Connect with us

Electronic Repair question

Discussion in 'Troubleshooting and Repair' started by Rock, Jan 22, 2007.

Scroll to continue with content
  1. Rock

    Rock

    3
    0
    Jan 21, 2007
    I have a Panasonic microwave NN-S950WA which belongs to my parents. It will start but stops in few seconds (10 to 15 secs.) Clock and functions are working fine. During a lightning strike it hit entire house that killed their microwave, TV, cordless phones, etc. I tried to trouble shoot microwave. The fuse is OK. I believe it is Low Voltage Transformer which is located on a circuit board that is behind touch pad board. Transformer is reading 200-300 ohms which is OK. But there is a varistor to protect circuit in high power surges. I checked this varistor and it seems like bad. I removed it and microwave still does the same. Do you think I have to replace the varistor for microwave to perform if everything else is OK? I learned that it can run without varistor as it's function is to only absorb high voltage spikes during abnormal cases. Please help and let me know if I need to check anything else.
     
  2. neon

    neon

    1,325
    0
    Oct 21, 2006
    yap it got creamed allright. the absorb are there on purpose you may remove it and see if it works ok now. but i would never disable it. replace it or add into your line protection expecialy since what you have prescribe is occuring..
     
  3. Rock

    Rock

    3
    0
    Jan 21, 2007
    So if the appliance is not runnnig normal after removing the varistor, something else is wrong? Find the problem part, replace and reinstall new varistor for future protection?
     
  4. neon

    neon

    1,325
    0
    Oct 21, 2006
    I found it let me explain what happen when the liGhting strike millions of ampers curreNt raise the whole house some XXX voltage so the 120v is higher by x volts. microwaves are devices that extensivly use CMOS chips and controllers the absorb did its job and died it was neve neant to protect a lighting strike just normal 120v up voltage. Cmos are highly sensitive devices even conbing your air and touchin them can and will cause damage. i tell you should buy a new one messing with microwave can cause some damage to you cats and dogs if they leak/ and you will never know. $40 and you are cooking again. i will not pesonaly fix such and item cheper better is REPLACEMENT.
     
  5. Lenp

    Lenp

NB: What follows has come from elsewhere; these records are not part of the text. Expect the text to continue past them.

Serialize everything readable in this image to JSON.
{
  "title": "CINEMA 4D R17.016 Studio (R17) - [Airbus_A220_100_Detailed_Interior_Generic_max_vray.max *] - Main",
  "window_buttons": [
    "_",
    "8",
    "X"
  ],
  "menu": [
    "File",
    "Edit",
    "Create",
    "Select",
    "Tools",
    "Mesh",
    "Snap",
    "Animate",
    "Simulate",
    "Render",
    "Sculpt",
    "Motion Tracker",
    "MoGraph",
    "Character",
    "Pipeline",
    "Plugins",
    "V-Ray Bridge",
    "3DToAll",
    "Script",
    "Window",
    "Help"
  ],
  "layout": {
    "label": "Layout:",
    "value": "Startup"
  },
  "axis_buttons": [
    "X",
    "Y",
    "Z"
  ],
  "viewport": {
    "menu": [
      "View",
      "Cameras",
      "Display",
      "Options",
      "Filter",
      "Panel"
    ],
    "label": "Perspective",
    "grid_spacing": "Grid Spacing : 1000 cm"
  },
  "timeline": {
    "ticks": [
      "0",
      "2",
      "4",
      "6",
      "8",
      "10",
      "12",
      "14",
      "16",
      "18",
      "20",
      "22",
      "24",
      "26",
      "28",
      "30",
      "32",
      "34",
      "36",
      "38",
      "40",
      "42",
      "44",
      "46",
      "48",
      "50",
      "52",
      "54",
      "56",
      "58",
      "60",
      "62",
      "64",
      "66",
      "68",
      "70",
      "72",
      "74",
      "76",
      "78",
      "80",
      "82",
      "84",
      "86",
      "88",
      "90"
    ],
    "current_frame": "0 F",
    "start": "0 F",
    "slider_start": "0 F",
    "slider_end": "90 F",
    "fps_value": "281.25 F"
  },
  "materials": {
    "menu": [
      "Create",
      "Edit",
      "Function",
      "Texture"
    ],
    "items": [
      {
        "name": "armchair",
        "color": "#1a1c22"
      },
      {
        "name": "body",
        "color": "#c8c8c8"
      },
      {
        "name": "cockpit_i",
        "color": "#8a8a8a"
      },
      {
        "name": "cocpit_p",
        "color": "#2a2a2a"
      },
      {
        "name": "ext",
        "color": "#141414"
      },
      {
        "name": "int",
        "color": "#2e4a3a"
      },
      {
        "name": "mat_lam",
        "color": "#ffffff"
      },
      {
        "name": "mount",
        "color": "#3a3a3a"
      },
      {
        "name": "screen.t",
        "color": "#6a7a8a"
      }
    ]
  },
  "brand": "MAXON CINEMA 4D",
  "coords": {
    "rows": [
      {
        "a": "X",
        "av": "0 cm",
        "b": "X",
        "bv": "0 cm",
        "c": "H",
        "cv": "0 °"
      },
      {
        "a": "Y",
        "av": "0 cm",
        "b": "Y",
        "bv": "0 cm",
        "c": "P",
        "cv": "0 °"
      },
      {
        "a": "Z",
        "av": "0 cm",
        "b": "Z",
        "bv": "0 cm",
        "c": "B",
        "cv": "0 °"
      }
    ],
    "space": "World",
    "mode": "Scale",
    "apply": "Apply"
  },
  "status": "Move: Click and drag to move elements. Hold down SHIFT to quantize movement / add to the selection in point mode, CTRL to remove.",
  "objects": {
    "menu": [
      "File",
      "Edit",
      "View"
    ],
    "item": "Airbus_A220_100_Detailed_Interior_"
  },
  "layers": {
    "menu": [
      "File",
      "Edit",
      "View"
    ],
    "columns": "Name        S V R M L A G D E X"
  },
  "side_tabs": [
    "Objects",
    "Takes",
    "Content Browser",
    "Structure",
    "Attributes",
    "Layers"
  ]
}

    24
    0
    Sep 8, 2009
    The MOV is not the problem.
    Normally a MOV is a high resistance, near infinity since it decreases rapidly when the design voltage is reached in an attempt to short the excessive spike. If it was bad it would be shorted or damaged so it fails to clamp the next spike. If you sort out the real problem then replace it. Otherwise don't.
    Len
     
Ask a Question
Want to reply to this thread or ask your own question?
You'll need to choose a username for the site, which only take a couple of moments (here). After that, you can post your question and our members will help you out.
Similar Threads
Loading...
Electronics Point Logo
Continue to site
Quote of the day

-